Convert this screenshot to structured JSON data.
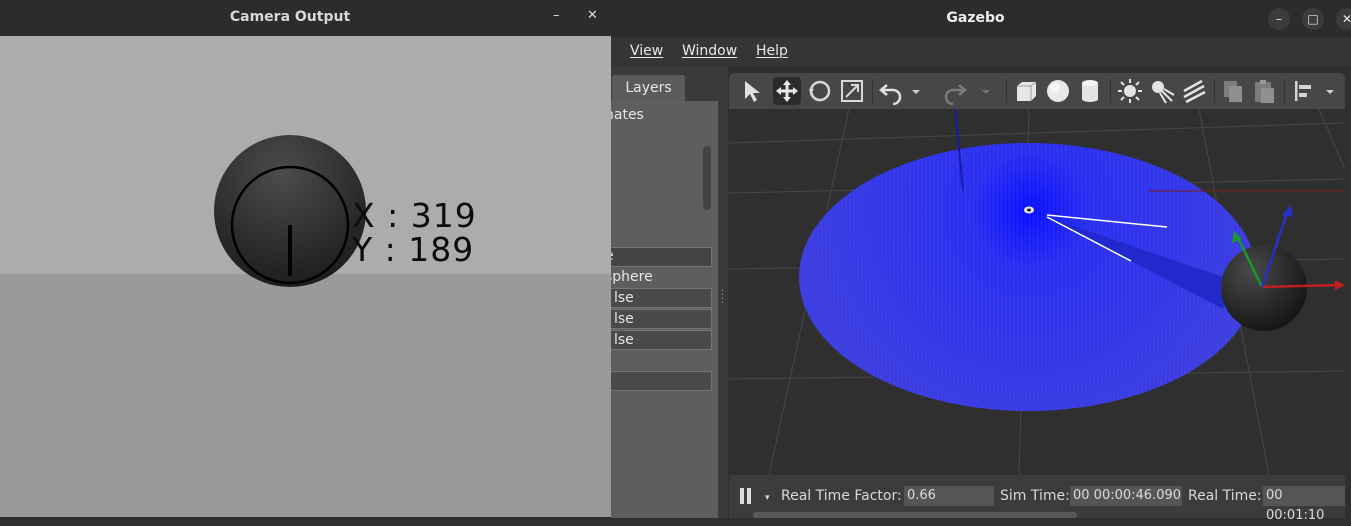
{
  "gazebo": {
    "title": "Gazebo",
    "window_controls": {
      "minimize": "–",
      "maximize": "□",
      "close": "✕"
    },
    "menu": [
      "View",
      "Window",
      "Help"
    ],
    "left_panel": {
      "tab_label": "Layers",
      "text_coordinates": "nates",
      "rows": [
        "e",
        "sphere",
        "lse",
        "lse",
        "lse"
      ]
    },
    "toolbar_icons": [
      "select-arrow-icon",
      "translate-icon",
      "rotate-icon",
      "scale-icon",
      "undo-icon",
      "dropdown-icon",
      "redo-icon",
      "dropdown-icon",
      "box-icon",
      "sphere-icon",
      "cylinder-icon",
      "point-light-icon",
      "spot-light-icon",
      "directional-light-icon",
      "copy-icon",
      "paste-icon",
      "align-icon",
      "dropdown-icon"
    ],
    "status": {
      "rtf_label": "Real Time Factor:",
      "rtf_value": "0.66",
      "sim_label": "Sim Time:",
      "sim_value": "00 00:00:46.090",
      "real_label": "Real Time:",
      "real_value": "00 00:01:10"
    }
  },
  "camera": {
    "title": "Camera Output",
    "minimize": "–",
    "close": "✕",
    "x_text": "X : 319",
    "y_text": "Y : 189"
  },
  "colors": {
    "laser": "#2b2bff",
    "axis_x": "#d01c1c",
    "axis_y": "#1fa12a",
    "axis_z": "#2a3bd6"
  }
}
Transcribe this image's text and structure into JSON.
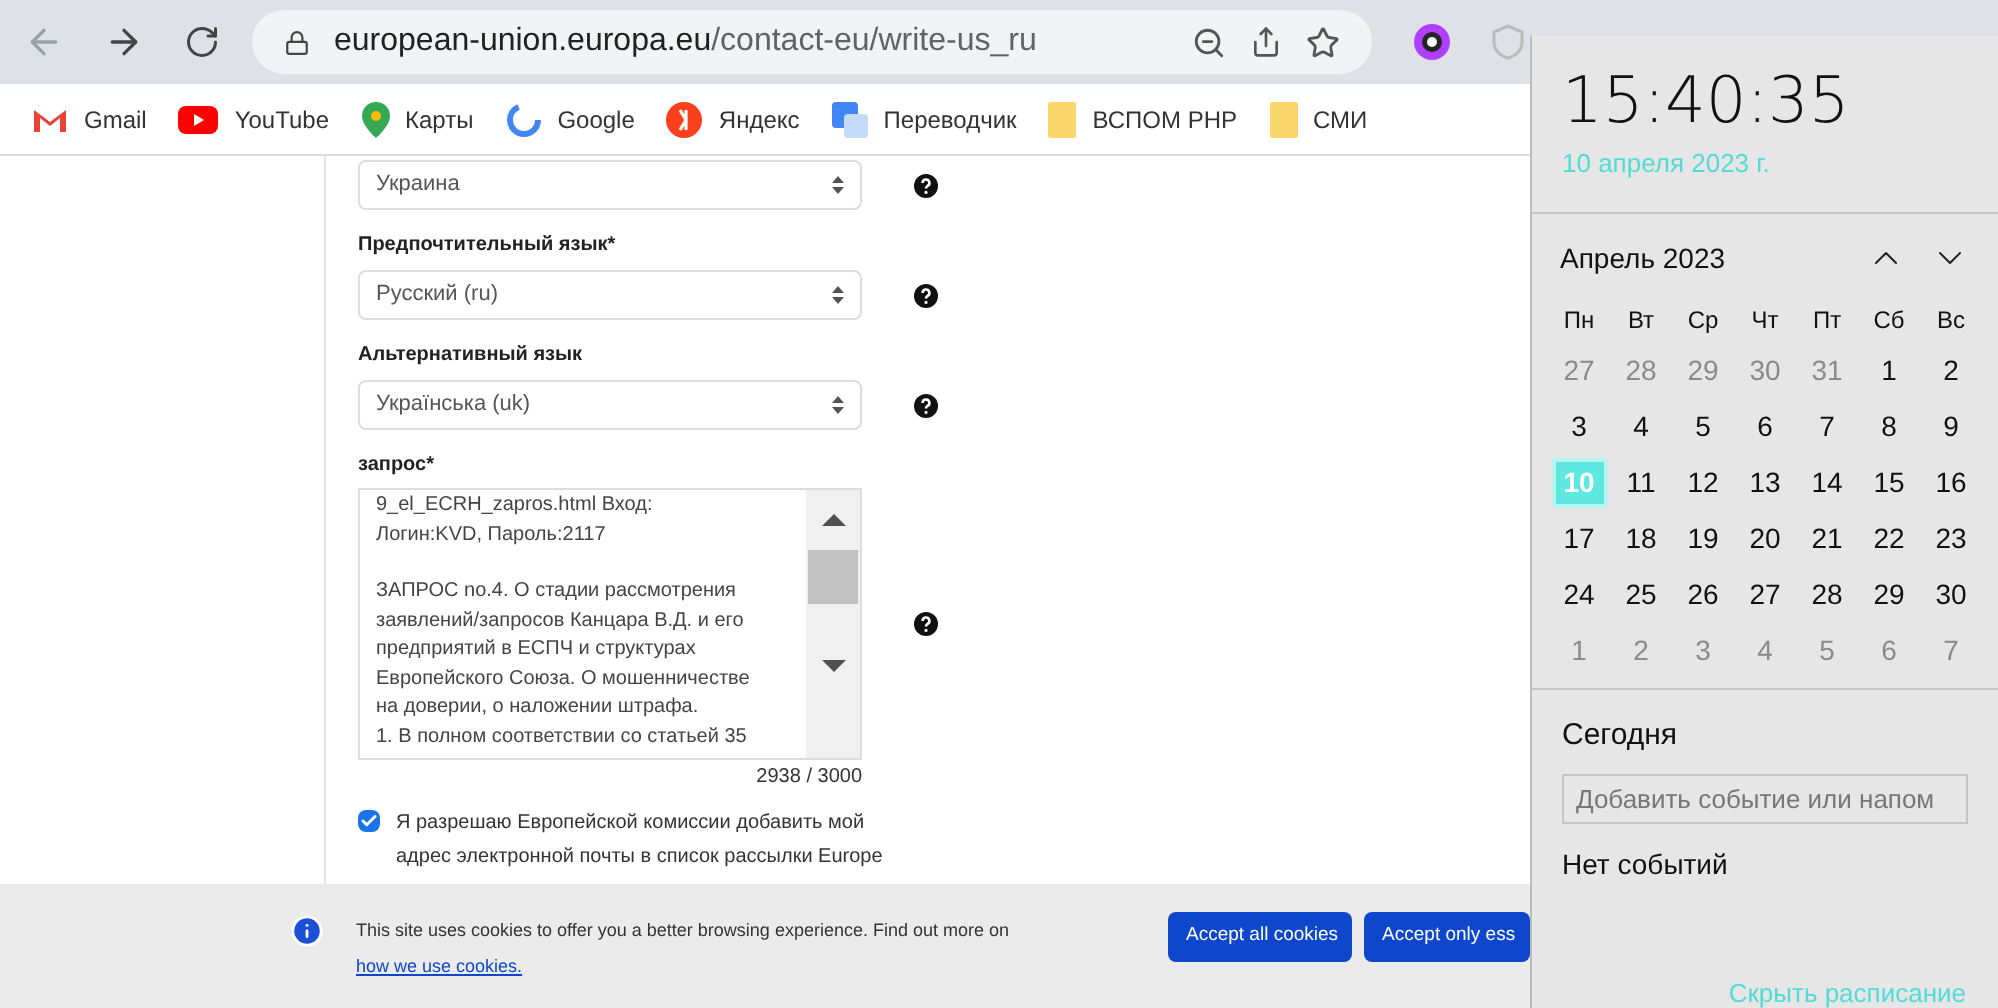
{
  "browser": {
    "url_host": "european-union.europa.eu",
    "url_path": "/contact-eu/write-us_ru"
  },
  "bookmarks": [
    {
      "label": "Gmail",
      "kind": "gmail"
    },
    {
      "label": "YouTube",
      "kind": "youtube"
    },
    {
      "label": "Карты",
      "kind": "maps"
    },
    {
      "label": "Google",
      "kind": "google"
    },
    {
      "label": "Яндекс",
      "kind": "yandex"
    },
    {
      "label": "Переводчик",
      "kind": "translate"
    },
    {
      "label": "ВСПОМ PHP",
      "kind": "folder"
    },
    {
      "label": "СМИ",
      "kind": "folder"
    }
  ],
  "form": {
    "fields": [
      {
        "kind": "select",
        "value": "Украина"
      },
      {
        "kind": "select",
        "label": "Предпочтительный язык*",
        "value": "Русский (ru)"
      },
      {
        "kind": "select",
        "label": "Альтернативный язык",
        "value": "Українська (uk)"
      }
    ],
    "request": {
      "label": "запрос*",
      "paragraphs": [
        [
          "9_el_ECRH_zapros.html  Вход:",
          "Логин:KVD, Пароль:2117"
        ],
        [
          "ЗАПРОС no.4. О стадии рассмотрения",
          "заявлений/запросов Канцара В.Д. и его",
          "предприятий в ЕСПЧ и структурах",
          "Европейского Союза. О мошенничестве",
          "на доверии, о наложении штрафа.",
          "1. В полном соответствии со статьей 35"
        ]
      ],
      "counter": "2938 / 3000"
    },
    "consent": {
      "checked": true,
      "text": "Я разрешаю Европейской комиссии добавить мой адрес электронной почты в список рассылки Europe"
    }
  },
  "cookie_banner": {
    "text": "This site uses cookies to offer you a better browsing experience. Find out more on",
    "link": "how we use cookies.",
    "buttons": [
      "Accept all cookies",
      "Accept only ess"
    ]
  },
  "clock": {
    "time": "15:40:35",
    "date": "10 апреля 2023 г.",
    "month": "Апрель 2023",
    "weekdays": [
      "Пн",
      "Вт",
      "Ср",
      "Чт",
      "Пт",
      "Сб",
      "Вс"
    ],
    "days": [
      {
        "d": "27",
        "muted": true,
        "selected": false
      },
      {
        "d": "28",
        "muted": true,
        "selected": false
      },
      {
        "d": "29",
        "muted": true,
        "selected": false
      },
      {
        "d": "30",
        "muted": true,
        "selected": false
      },
      {
        "d": "31",
        "muted": true,
        "selected": false
      },
      {
        "d": "1",
        "muted": false,
        "selected": false
      },
      {
        "d": "2",
        "muted": false,
        "selected": false
      },
      {
        "d": "3",
        "muted": false,
        "selected": false
      },
      {
        "d": "4",
        "muted": false,
        "selected": false
      },
      {
        "d": "5",
        "muted": false,
        "selected": false
      },
      {
        "d": "6",
        "muted": false,
        "selected": false
      },
      {
        "d": "7",
        "muted": false,
        "selected": false
      },
      {
        "d": "8",
        "muted": false,
        "selected": false
      },
      {
        "d": "9",
        "muted": false,
        "selected": false
      },
      {
        "d": "10",
        "muted": false,
        "selected": true
      },
      {
        "d": "11",
        "muted": false,
        "selected": false
      },
      {
        "d": "12",
        "muted": false,
        "selected": false
      },
      {
        "d": "13",
        "muted": false,
        "selected": false
      },
      {
        "d": "14",
        "muted": false,
        "selected": false
      },
      {
        "d": "15",
        "muted": false,
        "selected": false
      },
      {
        "d": "16",
        "muted": false,
        "selected": false
      },
      {
        "d": "17",
        "muted": false,
        "selected": false
      },
      {
        "d": "18",
        "muted": false,
        "selected": false
      },
      {
        "d": "19",
        "muted": false,
        "selected": false
      },
      {
        "d": "20",
        "muted": false,
        "selected": false
      },
      {
        "d": "21",
        "muted": false,
        "selected": false
      },
      {
        "d": "22",
        "muted": false,
        "selected": false
      },
      {
        "d": "23",
        "muted": false,
        "selected": false
      },
      {
        "d": "24",
        "muted": false,
        "selected": false
      },
      {
        "d": "25",
        "muted": false,
        "selected": false
      },
      {
        "d": "26",
        "muted": false,
        "selected": false
      },
      {
        "d": "27",
        "muted": false,
        "selected": false
      },
      {
        "d": "28",
        "muted": false,
        "selected": false
      },
      {
        "d": "29",
        "muted": false,
        "selected": false
      },
      {
        "d": "30",
        "muted": false,
        "selected": false
      },
      {
        "d": "1",
        "muted": true,
        "selected": false
      },
      {
        "d": "2",
        "muted": true,
        "selected": false
      },
      {
        "d": "3",
        "muted": true,
        "selected": false
      },
      {
        "d": "4",
        "muted": true,
        "selected": false
      },
      {
        "d": "5",
        "muted": true,
        "selected": false
      },
      {
        "d": "6",
        "muted": true,
        "selected": false
      },
      {
        "d": "7",
        "muted": true,
        "selected": false
      }
    ],
    "today": "Сегодня",
    "event_placeholder": "Добавить событие или напом",
    "no_events": "Нет событий",
    "hide_schedule": "Скрыть расписание"
  }
}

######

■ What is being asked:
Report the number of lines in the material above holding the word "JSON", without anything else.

■ Expected output:
2